Ministers launch stop search review after critical report
Ministers have launched an independent review on whether consensual stop and search should be scrapped in Scotland after a damning report.
The Scottish Government has confirmed a new independent advisory group, chaired by solicitor advocate John Scott QC, will consider the use of stop and search powers in Scotland.
Earlier, Her Majesty’s Inspectorate of Constabulary in Scotland (HMICS) declared it has no confidence in the stop and search data presented by Police Scotland, as reported here.
Inspectors found there was no definitive guidance for officers and as such no common view among the rank-and-file of what should be recorded as a stop and search.
The Scottish Liberal Democrats have demanded that Police Scotland chief constable Sir Stephen House be recalled to parliament to answer further questions from MSPs on stop and search following the HMICS review.
“I am tired of playing cat and mouse with Police Scotland bosses over the use of stop and search. It is high time we were given clear cut answers to our questions,” said Scottish Lib Dem leader Willie Rennie.
Police Scotland has announced its intention to place a presumption in favour of statutory stop and search over consensual use of the tactic in line with an HMICS' recommendation.
However, the advisory group which has been established will make recommendations to ministers on whether this goes far enough or if consensual stop and search should be scrapped altogether.
Members, who will make recommendations to government by August to allow for any legislative changes that might be required, have also been tasked with developing a draft Code of Practice to underpin the use of stop and search.
The group’s remit will allow it to advise on whether this Code of Practice, which would seek to regulate the conduct of any stop search carried out, should have a legislative basis.
Cabinet Secretary for Justice Michael Matheson said the Scottish Government would “not hesitate” to bring forward proposals as part of the delayed Criminal Justice (Scotland) Bill should legislative changes be required.
He said: “Stop and search can be a valuable tool in combating crime – but we must get the balance right between protecting the public and the rights of the individual.
“As such, it is vital that stop and search powers are used appropriately, and we need to make some key decisions on how such powers should be used going forward. We need a clear, consistent approach which, as a society, we can all be agreed upon.”
Chair of the advisory group, John Scott QC, who is also chairman of Howard League Scotland, said “considerable uncertainty and confusion” exists among the public and even police officers as to when stop search is justified.

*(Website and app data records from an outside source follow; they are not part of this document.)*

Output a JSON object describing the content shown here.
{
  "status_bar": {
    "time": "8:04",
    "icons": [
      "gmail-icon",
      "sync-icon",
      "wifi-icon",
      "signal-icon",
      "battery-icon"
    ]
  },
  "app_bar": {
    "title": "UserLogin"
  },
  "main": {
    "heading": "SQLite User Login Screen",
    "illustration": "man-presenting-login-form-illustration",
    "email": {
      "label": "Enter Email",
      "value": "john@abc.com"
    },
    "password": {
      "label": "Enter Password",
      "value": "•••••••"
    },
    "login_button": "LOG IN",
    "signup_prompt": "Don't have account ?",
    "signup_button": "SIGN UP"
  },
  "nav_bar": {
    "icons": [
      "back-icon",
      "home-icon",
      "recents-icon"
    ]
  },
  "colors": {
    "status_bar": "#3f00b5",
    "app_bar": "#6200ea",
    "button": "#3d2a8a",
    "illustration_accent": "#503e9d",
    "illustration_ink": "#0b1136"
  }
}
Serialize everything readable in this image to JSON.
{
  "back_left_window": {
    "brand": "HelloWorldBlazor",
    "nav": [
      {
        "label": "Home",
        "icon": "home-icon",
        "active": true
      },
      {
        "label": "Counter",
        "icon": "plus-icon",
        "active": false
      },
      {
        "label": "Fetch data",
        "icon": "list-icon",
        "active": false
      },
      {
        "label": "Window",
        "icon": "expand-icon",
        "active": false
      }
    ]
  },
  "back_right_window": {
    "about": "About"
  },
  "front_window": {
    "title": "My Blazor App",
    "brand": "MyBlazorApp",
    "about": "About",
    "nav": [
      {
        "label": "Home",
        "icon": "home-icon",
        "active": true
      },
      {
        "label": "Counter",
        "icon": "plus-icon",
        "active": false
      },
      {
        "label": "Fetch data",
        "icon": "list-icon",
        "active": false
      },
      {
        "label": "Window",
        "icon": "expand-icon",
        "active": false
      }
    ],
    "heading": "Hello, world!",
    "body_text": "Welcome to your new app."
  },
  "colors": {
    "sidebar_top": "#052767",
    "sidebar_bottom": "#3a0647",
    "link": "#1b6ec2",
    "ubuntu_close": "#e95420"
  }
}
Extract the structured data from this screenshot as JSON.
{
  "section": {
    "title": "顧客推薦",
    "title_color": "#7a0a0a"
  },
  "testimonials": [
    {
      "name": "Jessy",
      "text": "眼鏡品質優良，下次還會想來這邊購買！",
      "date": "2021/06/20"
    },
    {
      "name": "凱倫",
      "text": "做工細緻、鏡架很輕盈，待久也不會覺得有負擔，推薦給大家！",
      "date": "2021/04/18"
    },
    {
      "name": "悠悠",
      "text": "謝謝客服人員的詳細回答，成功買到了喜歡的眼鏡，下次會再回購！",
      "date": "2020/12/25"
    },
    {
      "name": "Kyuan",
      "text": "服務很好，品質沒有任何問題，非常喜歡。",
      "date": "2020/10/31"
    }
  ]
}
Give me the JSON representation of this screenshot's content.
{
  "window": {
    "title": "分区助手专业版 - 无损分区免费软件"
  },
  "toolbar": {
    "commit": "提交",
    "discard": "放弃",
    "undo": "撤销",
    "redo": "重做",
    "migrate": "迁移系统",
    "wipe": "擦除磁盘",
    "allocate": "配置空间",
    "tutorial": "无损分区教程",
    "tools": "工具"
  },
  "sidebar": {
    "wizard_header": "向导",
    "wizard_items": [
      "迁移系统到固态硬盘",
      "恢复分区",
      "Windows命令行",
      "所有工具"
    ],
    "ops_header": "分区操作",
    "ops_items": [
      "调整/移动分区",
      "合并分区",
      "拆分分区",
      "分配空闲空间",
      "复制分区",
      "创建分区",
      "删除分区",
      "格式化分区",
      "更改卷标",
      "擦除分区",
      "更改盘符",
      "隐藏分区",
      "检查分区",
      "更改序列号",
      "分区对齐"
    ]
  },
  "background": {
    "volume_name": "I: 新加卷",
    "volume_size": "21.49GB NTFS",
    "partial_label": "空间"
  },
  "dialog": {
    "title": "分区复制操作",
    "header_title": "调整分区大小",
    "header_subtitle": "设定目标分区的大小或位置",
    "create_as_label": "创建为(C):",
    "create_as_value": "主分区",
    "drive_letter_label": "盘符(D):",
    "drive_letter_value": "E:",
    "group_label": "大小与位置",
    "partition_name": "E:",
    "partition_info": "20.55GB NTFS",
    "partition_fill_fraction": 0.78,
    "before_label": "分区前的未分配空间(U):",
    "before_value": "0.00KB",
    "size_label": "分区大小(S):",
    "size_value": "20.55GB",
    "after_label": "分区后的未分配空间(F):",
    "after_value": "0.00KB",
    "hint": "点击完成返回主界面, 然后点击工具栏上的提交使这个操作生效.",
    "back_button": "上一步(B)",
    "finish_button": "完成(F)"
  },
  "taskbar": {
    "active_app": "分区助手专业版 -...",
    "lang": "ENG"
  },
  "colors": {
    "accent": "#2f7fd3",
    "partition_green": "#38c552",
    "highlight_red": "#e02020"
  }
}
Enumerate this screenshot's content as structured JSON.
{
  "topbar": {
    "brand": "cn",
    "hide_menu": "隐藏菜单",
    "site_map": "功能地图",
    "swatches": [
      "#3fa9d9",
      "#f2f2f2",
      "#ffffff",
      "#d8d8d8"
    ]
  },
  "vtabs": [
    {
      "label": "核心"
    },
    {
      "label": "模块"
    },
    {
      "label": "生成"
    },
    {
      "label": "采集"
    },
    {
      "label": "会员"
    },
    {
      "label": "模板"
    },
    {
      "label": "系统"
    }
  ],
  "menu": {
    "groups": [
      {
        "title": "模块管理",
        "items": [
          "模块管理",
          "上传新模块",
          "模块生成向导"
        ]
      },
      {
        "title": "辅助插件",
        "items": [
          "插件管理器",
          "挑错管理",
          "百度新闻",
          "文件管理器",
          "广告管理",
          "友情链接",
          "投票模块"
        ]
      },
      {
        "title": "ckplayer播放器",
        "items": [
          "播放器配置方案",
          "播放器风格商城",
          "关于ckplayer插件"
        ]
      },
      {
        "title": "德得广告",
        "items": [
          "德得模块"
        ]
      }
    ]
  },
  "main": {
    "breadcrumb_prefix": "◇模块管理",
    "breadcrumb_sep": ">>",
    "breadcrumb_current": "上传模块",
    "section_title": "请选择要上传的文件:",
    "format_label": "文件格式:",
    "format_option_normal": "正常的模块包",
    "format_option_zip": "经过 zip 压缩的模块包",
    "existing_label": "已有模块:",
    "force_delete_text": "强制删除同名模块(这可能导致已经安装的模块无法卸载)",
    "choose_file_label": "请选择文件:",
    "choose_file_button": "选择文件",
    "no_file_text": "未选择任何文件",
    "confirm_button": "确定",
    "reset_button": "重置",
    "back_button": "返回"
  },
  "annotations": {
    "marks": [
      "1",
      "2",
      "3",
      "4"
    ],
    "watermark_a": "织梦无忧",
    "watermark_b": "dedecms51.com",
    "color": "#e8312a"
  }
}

“This is an area in which it is important to strike a balance between, on the one hand, allowing the police to continue to address crime in all its aspects, including prevention and deterrence, and, on the other, the right of the public, including our young people, to go about their daily lives untroubled by unjustified police activity. Striking a proper balance is not possible while confusion continues.”
In a separate report to the Cabinet Secretary, Police Scotland confirmed its intention to enforce an HMICS recommendation to remove its 20 per cent target for the proportion of stop and searches classed positive.
“This is intended to assist in the removal of any perception amongst frontline officers that there is a desire for them to achieve high volume stop and search results rather than a clearly defined outcome, for each specific stop and search, which keeps people safe,” their report says.
However, police appeared lukewarm on the notion of a code of practice underpinned in legislation and underlined the need for “appropriate consultation, legal and policy consideration” due to the complexities involved.
Their report flags up guidance on police use of stop and search as an alternative worthy of consideration, providing a “transparent and accessible statement as to how Police Scotland would expect its officers to conduct stop and search and clear information to the public as to their rights”.
Deputy chief constable Rose Fitzpatrick, who chaired a short life working group set up by Police Scotland last month to look at consensual stop and search, said it is clear any decision on its future use “should be taken once Police Scotland has implemented a series of improvements”.
“This includes the recording and reporting mechanisms for stop and search data, greater guidance on its use – both internally and to the public, and any training needs going forward,” she added.
“This work, alongside additional academic research and any wider consultation and engagement that may be needed, will provide the strongest foundations on which to build any future changes.”